▶ [Task requirements] Pick out every line of the entries below where "others" occurs, and copy those lines.
Segment Open
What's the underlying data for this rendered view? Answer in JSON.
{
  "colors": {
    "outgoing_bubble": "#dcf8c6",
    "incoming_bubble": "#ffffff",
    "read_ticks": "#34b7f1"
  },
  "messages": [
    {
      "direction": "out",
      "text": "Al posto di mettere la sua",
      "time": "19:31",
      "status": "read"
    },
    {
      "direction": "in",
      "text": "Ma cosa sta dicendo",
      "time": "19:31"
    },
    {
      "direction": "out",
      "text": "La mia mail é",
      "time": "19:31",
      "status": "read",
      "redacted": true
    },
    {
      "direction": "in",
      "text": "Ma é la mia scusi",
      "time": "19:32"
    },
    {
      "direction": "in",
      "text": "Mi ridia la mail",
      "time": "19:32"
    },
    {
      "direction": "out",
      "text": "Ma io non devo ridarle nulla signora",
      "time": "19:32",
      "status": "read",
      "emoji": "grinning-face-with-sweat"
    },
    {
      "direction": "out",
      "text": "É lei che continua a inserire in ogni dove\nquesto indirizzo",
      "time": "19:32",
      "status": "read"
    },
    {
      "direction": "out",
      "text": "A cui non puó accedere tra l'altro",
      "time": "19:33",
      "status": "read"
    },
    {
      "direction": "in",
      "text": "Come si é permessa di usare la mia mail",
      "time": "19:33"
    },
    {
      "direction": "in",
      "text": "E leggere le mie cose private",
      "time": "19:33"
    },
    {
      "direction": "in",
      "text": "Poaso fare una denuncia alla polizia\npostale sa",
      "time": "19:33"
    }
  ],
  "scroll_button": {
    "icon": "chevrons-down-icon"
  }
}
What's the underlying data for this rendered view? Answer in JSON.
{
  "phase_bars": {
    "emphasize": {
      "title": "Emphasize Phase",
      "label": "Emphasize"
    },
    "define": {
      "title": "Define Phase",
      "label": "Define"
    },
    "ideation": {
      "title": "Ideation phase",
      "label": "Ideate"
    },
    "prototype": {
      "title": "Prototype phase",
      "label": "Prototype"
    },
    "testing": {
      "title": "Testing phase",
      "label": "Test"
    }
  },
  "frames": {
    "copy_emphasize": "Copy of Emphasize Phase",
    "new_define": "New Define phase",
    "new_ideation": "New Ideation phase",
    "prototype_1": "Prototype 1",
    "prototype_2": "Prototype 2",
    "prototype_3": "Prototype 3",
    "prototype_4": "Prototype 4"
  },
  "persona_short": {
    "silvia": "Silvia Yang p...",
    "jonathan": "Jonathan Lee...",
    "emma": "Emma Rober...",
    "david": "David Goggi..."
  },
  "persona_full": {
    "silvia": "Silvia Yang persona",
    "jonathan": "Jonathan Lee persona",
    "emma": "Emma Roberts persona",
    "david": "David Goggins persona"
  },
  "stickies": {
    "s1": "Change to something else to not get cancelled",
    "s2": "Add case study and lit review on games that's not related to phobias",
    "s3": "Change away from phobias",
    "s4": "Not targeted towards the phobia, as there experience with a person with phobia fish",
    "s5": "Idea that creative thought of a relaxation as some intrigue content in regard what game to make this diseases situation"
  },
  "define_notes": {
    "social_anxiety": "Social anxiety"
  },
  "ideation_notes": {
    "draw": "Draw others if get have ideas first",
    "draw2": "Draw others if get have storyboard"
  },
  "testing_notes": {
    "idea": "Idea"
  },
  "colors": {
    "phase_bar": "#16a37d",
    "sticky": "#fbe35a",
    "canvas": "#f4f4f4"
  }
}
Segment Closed
▶ [Exercise response]
    "draw": "Draw others if get have ideas first",
    "draw2": "Draw others if get have storyboard"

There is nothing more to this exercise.